YOUR ASSIGNMENT -
Counting task for the data below: how many lines hold the word "selection"? Answer with the number only.

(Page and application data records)
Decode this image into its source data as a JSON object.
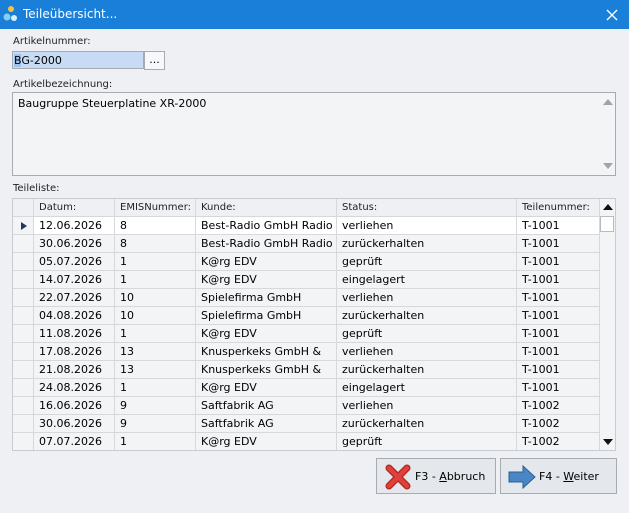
{
  "window": {
    "title": "Teileübersicht..."
  },
  "article": {
    "number_label": "Artikelnummer:",
    "number_value_first": "B",
    "number_value_rest": "G-2000",
    "browse_button": "...",
    "description_label": "Artikelbezeichnung:",
    "description_value": "Baugruppe Steuerplatine XR-2000"
  },
  "parts": {
    "label": "Teileliste:",
    "columns": [
      "Datum:",
      "EMISNummer:",
      "Kunde:",
      "Status:",
      "Teilenummer:"
    ],
    "rows": [
      [
        "12.06.2026",
        "8",
        "Best-Radio GmbH Radio",
        "verliehen",
        "T-1001"
      ],
      [
        "30.06.2026",
        "8",
        "Best-Radio GmbH Radio",
        "zurückerhalten",
        "T-1001"
      ],
      [
        "05.07.2026",
        "1",
        "K@rg EDV",
        "geprüft",
        "T-1001"
      ],
      [
        "14.07.2026",
        "1",
        "K@rg EDV",
        "eingelagert",
        "T-1001"
      ],
      [
        "22.07.2026",
        "10",
        "Spielefirma GmbH",
        "verliehen",
        "T-1001"
      ],
      [
        "04.08.2026",
        "10",
        "Spielefirma GmbH",
        "zurückerhalten",
        "T-1001"
      ],
      [
        "11.08.2026",
        "1",
        "K@rg EDV",
        "geprüft",
        "T-1001"
      ],
      [
        "17.08.2026",
        "13",
        "Knusperkeks GmbH &",
        "verliehen",
        "T-1001"
      ],
      [
        "21.08.2026",
        "13",
        "Knusperkeks GmbH &",
        "zurückerhalten",
        "T-1001"
      ],
      [
        "24.08.2026",
        "1",
        "K@rg EDV",
        "eingelagert",
        "T-1001"
      ],
      [
        "16.06.2026",
        "9",
        "Saftfabrik AG",
        "verliehen",
        "T-1002"
      ],
      [
        "30.06.2026",
        "9",
        "Saftfabrik AG",
        "zurückerhalten",
        "T-1002"
      ],
      [
        "07.07.2026",
        "1",
        "K@rg EDV",
        "geprüft",
        "T-1002"
      ]
    ]
  },
  "buttons": {
    "cancel_prefix": "F3 - ",
    "cancel_underlined": "A",
    "cancel_rest": "bbruch",
    "next_prefix": "F4 - ",
    "next_underlined": "W",
    "next_rest": "eiter"
  },
  "icons": {
    "app": "app-icon",
    "close": "close-icon",
    "cancel": "red-x-icon",
    "next": "arrow-right-icon"
  },
  "colors": {
    "titlebar": "#1a7fd8",
    "selection": "#9ec4ee",
    "grid_current_row": "#ffffff",
    "cancel_icon": "#e0403a",
    "next_icon": "#4a86c6"
  }
}
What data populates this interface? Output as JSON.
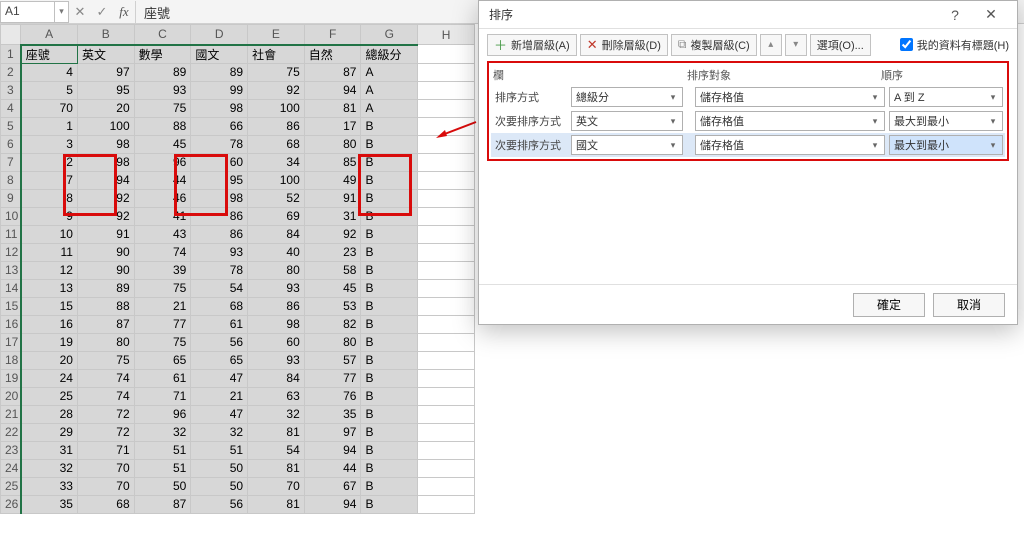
{
  "formula_bar": {
    "name_box": "A1",
    "fx_label": "fx",
    "value": "座號"
  },
  "sheet": {
    "columns": [
      "A",
      "B",
      "C",
      "D",
      "E",
      "F",
      "G",
      "H"
    ],
    "headers": [
      "座號",
      "英文",
      "數學",
      "國文",
      "社會",
      "自然",
      "總級分"
    ],
    "rows": [
      [
        4,
        97,
        89,
        89,
        75,
        87,
        "A"
      ],
      [
        5,
        95,
        93,
        99,
        92,
        94,
        "A"
      ],
      [
        70,
        20,
        75,
        98,
        100,
        81,
        "A"
      ],
      [
        1,
        100,
        88,
        66,
        86,
        17,
        "B"
      ],
      [
        3,
        98,
        45,
        78,
        68,
        80,
        "B"
      ],
      [
        2,
        98,
        96,
        60,
        34,
        85,
        "B"
      ],
      [
        7,
        94,
        44,
        95,
        100,
        49,
        "B"
      ],
      [
        8,
        92,
        46,
        98,
        52,
        91,
        "B"
      ],
      [
        9,
        92,
        41,
        86,
        69,
        31,
        "B"
      ],
      [
        10,
        91,
        43,
        86,
        84,
        92,
        "B"
      ],
      [
        11,
        90,
        74,
        93,
        40,
        23,
        "B"
      ],
      [
        12,
        90,
        39,
        78,
        80,
        58,
        "B"
      ],
      [
        13,
        89,
        75,
        54,
        93,
        45,
        "B"
      ],
      [
        15,
        88,
        21,
        68,
        86,
        53,
        "B"
      ],
      [
        16,
        87,
        77,
        61,
        98,
        82,
        "B"
      ],
      [
        19,
        80,
        75,
        56,
        60,
        80,
        "B"
      ],
      [
        20,
        75,
        65,
        65,
        93,
        57,
        "B"
      ],
      [
        24,
        74,
        61,
        47,
        84,
        77,
        "B"
      ],
      [
        25,
        74,
        71,
        21,
        63,
        76,
        "B"
      ],
      [
        28,
        72,
        96,
        47,
        32,
        35,
        "B"
      ],
      [
        29,
        72,
        32,
        32,
        81,
        97,
        "B"
      ],
      [
        31,
        71,
        51,
        51,
        54,
        94,
        "B"
      ],
      [
        32,
        70,
        51,
        50,
        81,
        44,
        "B"
      ],
      [
        33,
        70,
        50,
        50,
        70,
        67,
        "B"
      ],
      [
        35,
        68,
        87,
        56,
        81,
        94,
        "B"
      ]
    ]
  },
  "dialog": {
    "title": "排序",
    "toolbar": {
      "add": "新增層級(A)",
      "del": "刪除層級(D)",
      "copy": "複製層級(C)",
      "options": "選項(O)...",
      "header_checkbox": "我的資料有標題(H)"
    },
    "headers": {
      "col": "欄",
      "sorton": "排序對象",
      "order": "順序"
    },
    "values": {
      "sorton_value": "儲存格值",
      "a_to_z": "A 到 Z",
      "largest_first": "最大到最小"
    },
    "rows": [
      {
        "label": "排序方式",
        "col": "總級分",
        "order_key": "a_to_z"
      },
      {
        "label": "次要排序方式",
        "col": "英文",
        "order_key": "largest_first"
      },
      {
        "label": "次要排序方式",
        "col": "國文",
        "order_key": "largest_first"
      }
    ],
    "footer": {
      "ok": "確定",
      "cancel": "取消"
    }
  }
}
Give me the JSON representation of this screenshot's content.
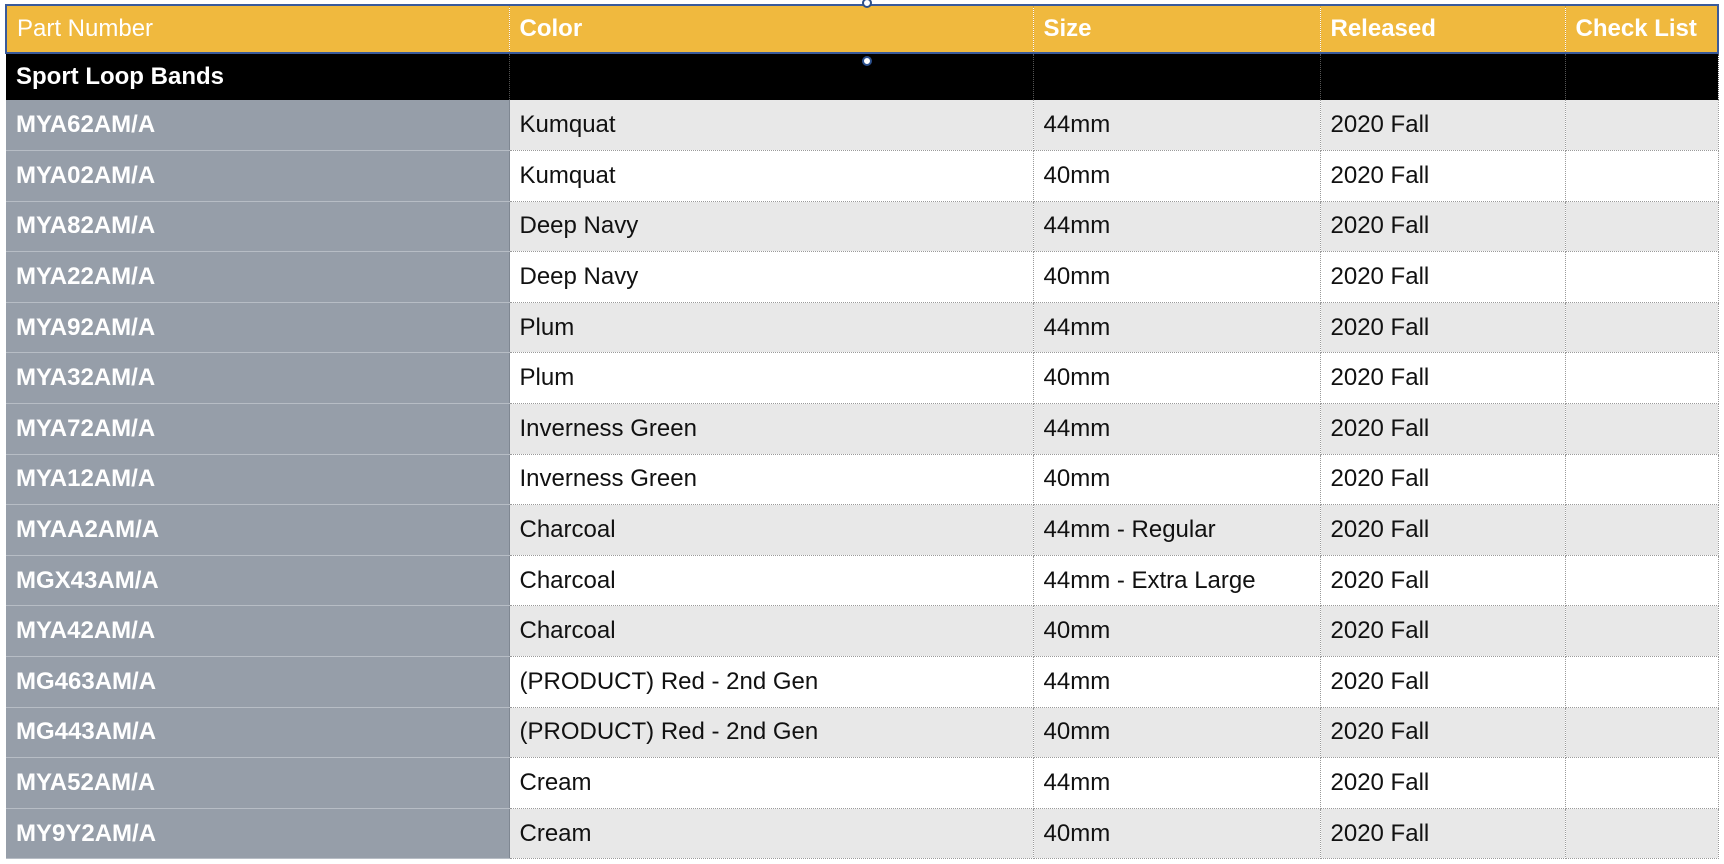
{
  "table": {
    "headers": [
      "Part Number",
      "Color",
      "Size",
      "Released",
      "Check List"
    ],
    "group_label": "Sport Loop Bands",
    "rows": [
      {
        "part": "MYA62AM/A",
        "color": "Kumquat",
        "size": "44mm",
        "released": "2020 Fall",
        "check": ""
      },
      {
        "part": "MYA02AM/A",
        "color": "Kumquat",
        "size": "40mm",
        "released": "2020 Fall",
        "check": ""
      },
      {
        "part": "MYA82AM/A",
        "color": "Deep Navy",
        "size": "44mm",
        "released": "2020 Fall",
        "check": ""
      },
      {
        "part": "MYA22AM/A",
        "color": "Deep Navy",
        "size": "40mm",
        "released": "2020 Fall",
        "check": ""
      },
      {
        "part": "MYA92AM/A",
        "color": "Plum",
        "size": "44mm",
        "released": "2020 Fall",
        "check": ""
      },
      {
        "part": "MYA32AM/A",
        "color": "Plum",
        "size": "40mm",
        "released": "2020 Fall",
        "check": ""
      },
      {
        "part": "MYA72AM/A",
        "color": "Inverness Green",
        "size": "44mm",
        "released": "2020 Fall",
        "check": ""
      },
      {
        "part": "MYA12AM/A",
        "color": "Inverness Green",
        "size": "40mm",
        "released": "2020 Fall",
        "check": ""
      },
      {
        "part": "MYAA2AM/A",
        "color": "Charcoal",
        "size": "44mm - Regular",
        "released": "2020 Fall",
        "check": ""
      },
      {
        "part": "MGX43AM/A",
        "color": "Charcoal",
        "size": "44mm - Extra Large",
        "released": "2020 Fall",
        "check": ""
      },
      {
        "part": "MYA42AM/A",
        "color": "Charcoal",
        "size": "40mm",
        "released": "2020 Fall",
        "check": ""
      },
      {
        "part": "MG463AM/A",
        "color": "(PRODUCT) Red - 2nd Gen",
        "size": "44mm",
        "released": "2020 Fall",
        "check": ""
      },
      {
        "part": "MG443AM/A",
        "color": "(PRODUCT) Red - 2nd Gen",
        "size": "40mm",
        "released": "2020 Fall",
        "check": ""
      },
      {
        "part": "MYA52AM/A",
        "color": "Cream",
        "size": "44mm",
        "released": "2020 Fall",
        "check": ""
      },
      {
        "part": "MY9Y2AM/A",
        "color": "Cream",
        "size": "40mm",
        "released": "2020 Fall",
        "check": ""
      }
    ]
  },
  "colors": {
    "header_bg": "#f0b93e",
    "header_text": "#ffffff",
    "group_bg": "#000000",
    "part_col_bg": "#969ea9",
    "row_shaded": "#e8e8e8",
    "row_plain": "#ffffff",
    "selection": "#2b4f8c"
  }
}
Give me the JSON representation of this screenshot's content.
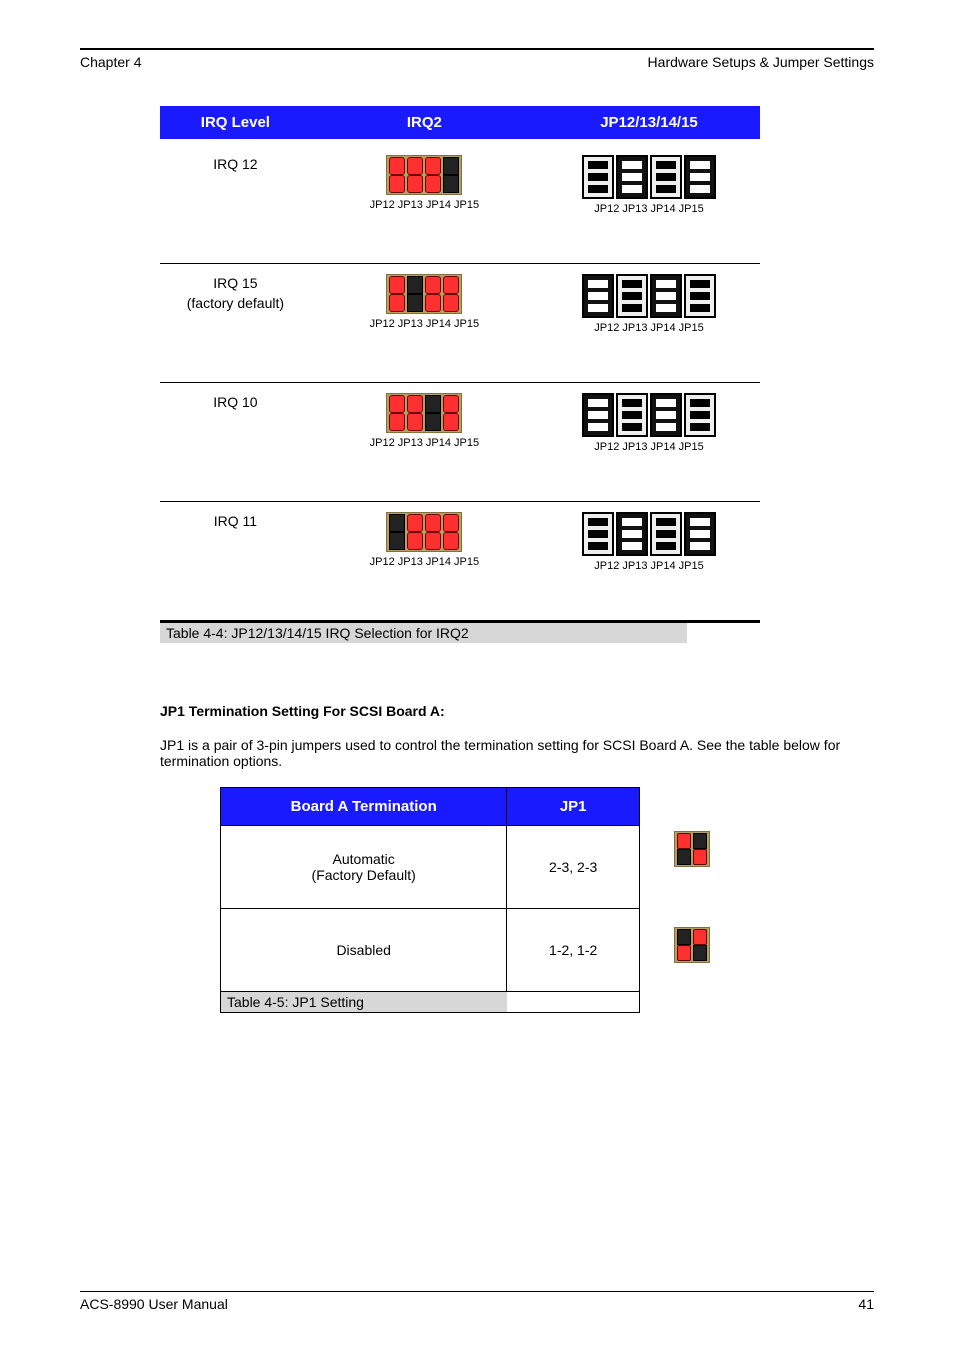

EXPECTED OUTPUT -
2